[An old man drops the change in his hand and curses when a few coins roll off the pier. One friend considers getting up to help.]

‘I just remember a lot of grass stains. She didn’t want to take off all her clothes. I held her, thought about her thighs, thought about flipping her over. So I did. And later when we got into the car I saw my palms were dented like hers, as if she had transferred it to me. I rubbed my hands on my jeans, the seat of the car. It looked like I had been doing handstands on gravel. When she kissed me goodbye I kept my hands on the steering wheel.’

[The listening friend asks two questions. The remembering friend answers one.]

‘I don’t know when exactly.

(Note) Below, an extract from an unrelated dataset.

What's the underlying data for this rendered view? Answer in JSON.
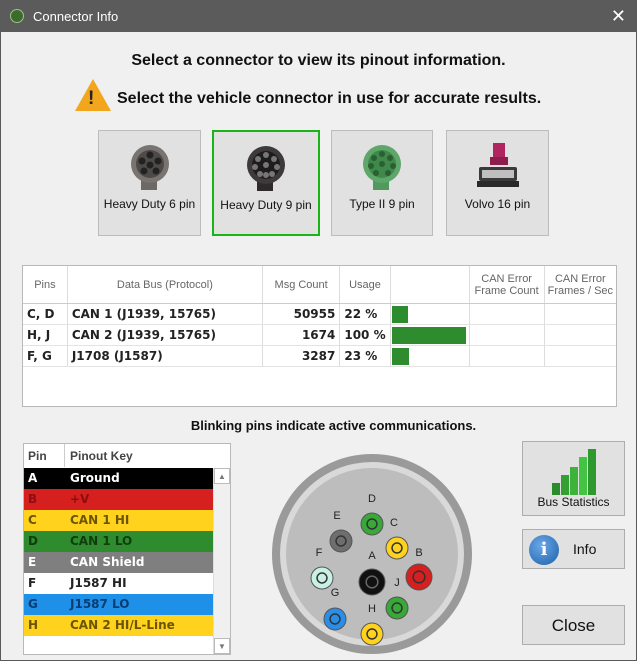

Sometime after, between classes, she told me.’

[The old man is crouching down; he cannot grip the remaining coins.]

‘I was just trying to get to English. Even though the rest of her body was really still, her hands were moving and moving and I had the urge to restrain her, ask her to make sense or cover her mouth, shake her a bit. She was standing slightly away from me with her open locker hitting its neighbor whenever she adjusted her backpack. I continued to watch her hands until she started laughing. Then I looked at her mouth. I wanted to feel, you know, that resplendent feeling again. But her mouth just seemed so gigantic and looming, I thought I could count all her teeth, peer down her throat, reach inside her clear to my elbow and grasp her heart. And so she’s just laughing and laughing, but it’s like the sound is off. You know? I’m watching her shoulders move up and forward, down and back, her cheeks wet from her eyes, her chin wet from her mouth. She started to gag, became hysterical, all covered in sweat. It freaked me the fuck out. I wanted to leave her there to melt into the blue metal. I thought maybe she was joking. She told jokes sometimes. She had this great one about van Gogh’s ear. So Gauguin and van Gogh are at the bar and Gauguin says—’

[There is an awkward moment during which their hands bump together.]

‘Oh sorry, I’ve been bogarting. Here, it’s all you. I don’t know, man. We were just kids. It was her thing. I mean people did talk about it for a while. There was a rumor that she threw herself down the gym bleachers. When I heard that I imagined the sounds it would make, how at the very bottom the cheerleaders would have to dodge her. I don’t think it was true. It probably wasn’t.’

[The listening friend is silent.]

‘It was her issue. Her parents were all the wrong things, including judgmental and religious. Are the two synonymous? I should write that down. We were just kids. I’m sure she figured it out. I told her to do what she needed to do. She stopped calling eventually.’

[The listening friend is silent.]

‘I gave her space to think. Then she moved. Things happen. I’m sure she’s fine. I’ve obviously been fine. Look at us. We’re on the fucking Santa Monica Pier!’

[The listening friend is silent.]

‘Have you seen Forrest Gump? Can you believe Tom Hanks was right here? The guy was right here. Blows my mind. Anyway. It was years ago. We were just kids. I barely remember it.’

Cindy Withjack

About Cindy Withjack

Cindy Withjack holds a Master of Arts in Creative Writing from the University of Birmingham and is a PhD candidate at Lancaster University. Her writing has been published or is forthcoming in theBurg, From the Fallout Shelter, The Huffington Post, The Journal, Slice Magazine, Women are Boring, and Banshee.

Comments

comments



RELATED ITEMS

One thought on “A Stone Fox

  1. Pingback: ‘A Stone Fox’ in Litro Magazine – cindy withjack

Leave a Reply

Your email address will not be published. Required fields are marked *